Work to complete =
Every line below that holds the string "Simulation" should be copied.

(Provided information Opens)

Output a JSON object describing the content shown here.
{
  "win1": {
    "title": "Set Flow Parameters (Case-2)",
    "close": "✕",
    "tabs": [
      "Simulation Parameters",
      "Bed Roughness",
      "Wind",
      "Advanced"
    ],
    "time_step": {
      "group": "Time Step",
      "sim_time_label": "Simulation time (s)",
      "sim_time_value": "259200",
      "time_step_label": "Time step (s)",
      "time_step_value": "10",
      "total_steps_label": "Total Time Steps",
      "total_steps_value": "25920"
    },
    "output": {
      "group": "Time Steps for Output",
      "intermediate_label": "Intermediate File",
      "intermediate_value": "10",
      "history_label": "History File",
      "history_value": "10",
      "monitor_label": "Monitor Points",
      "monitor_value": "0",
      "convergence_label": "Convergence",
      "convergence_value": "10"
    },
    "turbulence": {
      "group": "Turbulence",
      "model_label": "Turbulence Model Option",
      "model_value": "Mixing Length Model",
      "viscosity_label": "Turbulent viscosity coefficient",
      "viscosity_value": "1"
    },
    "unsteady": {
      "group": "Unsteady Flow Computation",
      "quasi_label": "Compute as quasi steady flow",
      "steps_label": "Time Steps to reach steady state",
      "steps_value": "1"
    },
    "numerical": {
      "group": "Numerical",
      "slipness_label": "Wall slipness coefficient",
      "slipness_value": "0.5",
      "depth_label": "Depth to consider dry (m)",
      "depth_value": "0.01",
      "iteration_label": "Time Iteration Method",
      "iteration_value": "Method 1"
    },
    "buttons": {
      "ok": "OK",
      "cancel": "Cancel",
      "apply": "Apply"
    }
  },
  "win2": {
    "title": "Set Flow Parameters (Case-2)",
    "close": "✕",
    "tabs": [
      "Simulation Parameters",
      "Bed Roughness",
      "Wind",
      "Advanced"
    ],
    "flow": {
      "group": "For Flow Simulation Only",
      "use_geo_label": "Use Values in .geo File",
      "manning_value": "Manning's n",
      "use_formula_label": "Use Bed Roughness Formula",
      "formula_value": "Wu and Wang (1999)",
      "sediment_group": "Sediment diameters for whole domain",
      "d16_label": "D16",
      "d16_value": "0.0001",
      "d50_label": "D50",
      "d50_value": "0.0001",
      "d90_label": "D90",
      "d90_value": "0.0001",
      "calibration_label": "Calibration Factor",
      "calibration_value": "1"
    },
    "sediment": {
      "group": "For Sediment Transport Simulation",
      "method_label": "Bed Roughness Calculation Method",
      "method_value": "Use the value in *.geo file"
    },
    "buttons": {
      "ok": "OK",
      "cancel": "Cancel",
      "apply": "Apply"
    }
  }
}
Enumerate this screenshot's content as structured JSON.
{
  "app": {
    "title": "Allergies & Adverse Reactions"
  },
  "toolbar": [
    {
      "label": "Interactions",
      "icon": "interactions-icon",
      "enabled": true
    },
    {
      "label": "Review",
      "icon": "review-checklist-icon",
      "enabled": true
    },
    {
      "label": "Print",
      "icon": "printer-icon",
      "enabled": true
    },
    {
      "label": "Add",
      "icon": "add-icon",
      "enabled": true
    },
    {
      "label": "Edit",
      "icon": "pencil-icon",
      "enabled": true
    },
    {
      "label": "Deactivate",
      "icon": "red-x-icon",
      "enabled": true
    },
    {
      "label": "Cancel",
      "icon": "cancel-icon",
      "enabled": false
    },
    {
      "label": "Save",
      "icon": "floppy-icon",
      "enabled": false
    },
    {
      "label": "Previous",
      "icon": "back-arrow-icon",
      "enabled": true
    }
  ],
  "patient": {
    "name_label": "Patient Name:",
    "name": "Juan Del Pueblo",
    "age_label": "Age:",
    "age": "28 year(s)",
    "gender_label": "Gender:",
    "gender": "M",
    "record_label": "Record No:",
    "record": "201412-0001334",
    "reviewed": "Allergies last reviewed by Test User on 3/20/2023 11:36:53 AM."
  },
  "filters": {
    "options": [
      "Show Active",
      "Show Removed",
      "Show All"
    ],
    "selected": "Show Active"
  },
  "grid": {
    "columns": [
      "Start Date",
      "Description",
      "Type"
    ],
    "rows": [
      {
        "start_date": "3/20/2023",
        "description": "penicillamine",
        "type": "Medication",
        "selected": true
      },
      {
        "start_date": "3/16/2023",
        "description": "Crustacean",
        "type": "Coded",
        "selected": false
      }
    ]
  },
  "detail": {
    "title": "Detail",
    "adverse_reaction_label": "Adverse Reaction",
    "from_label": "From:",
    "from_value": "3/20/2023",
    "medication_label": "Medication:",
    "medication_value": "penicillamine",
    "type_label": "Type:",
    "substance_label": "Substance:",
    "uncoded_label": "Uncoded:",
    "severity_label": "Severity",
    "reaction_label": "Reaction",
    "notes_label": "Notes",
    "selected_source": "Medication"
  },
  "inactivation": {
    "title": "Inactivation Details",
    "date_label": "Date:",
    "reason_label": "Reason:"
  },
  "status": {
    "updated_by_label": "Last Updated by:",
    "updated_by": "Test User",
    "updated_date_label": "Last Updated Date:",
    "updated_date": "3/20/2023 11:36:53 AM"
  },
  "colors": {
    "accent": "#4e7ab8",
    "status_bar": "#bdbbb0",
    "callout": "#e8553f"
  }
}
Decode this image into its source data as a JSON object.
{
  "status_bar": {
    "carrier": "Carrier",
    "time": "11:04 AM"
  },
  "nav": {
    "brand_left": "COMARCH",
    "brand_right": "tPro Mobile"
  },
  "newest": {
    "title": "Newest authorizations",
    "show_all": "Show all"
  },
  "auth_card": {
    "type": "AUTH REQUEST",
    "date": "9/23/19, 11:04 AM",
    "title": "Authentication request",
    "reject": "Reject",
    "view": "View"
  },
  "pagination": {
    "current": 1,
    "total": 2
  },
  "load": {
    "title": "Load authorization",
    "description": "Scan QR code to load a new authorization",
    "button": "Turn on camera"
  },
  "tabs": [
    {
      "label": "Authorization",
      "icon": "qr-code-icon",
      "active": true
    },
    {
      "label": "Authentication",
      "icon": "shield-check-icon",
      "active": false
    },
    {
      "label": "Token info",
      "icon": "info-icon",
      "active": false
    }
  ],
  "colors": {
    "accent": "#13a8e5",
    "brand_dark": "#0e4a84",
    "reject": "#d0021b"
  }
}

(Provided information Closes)

Your response =
      "Simulation Parameters",
      "sim_time_label": "Simulation time (s)",
      "Simulation Parameters",
      "group": "For Flow Simulation Only",
      "group": "For Sediment Transport Simulation",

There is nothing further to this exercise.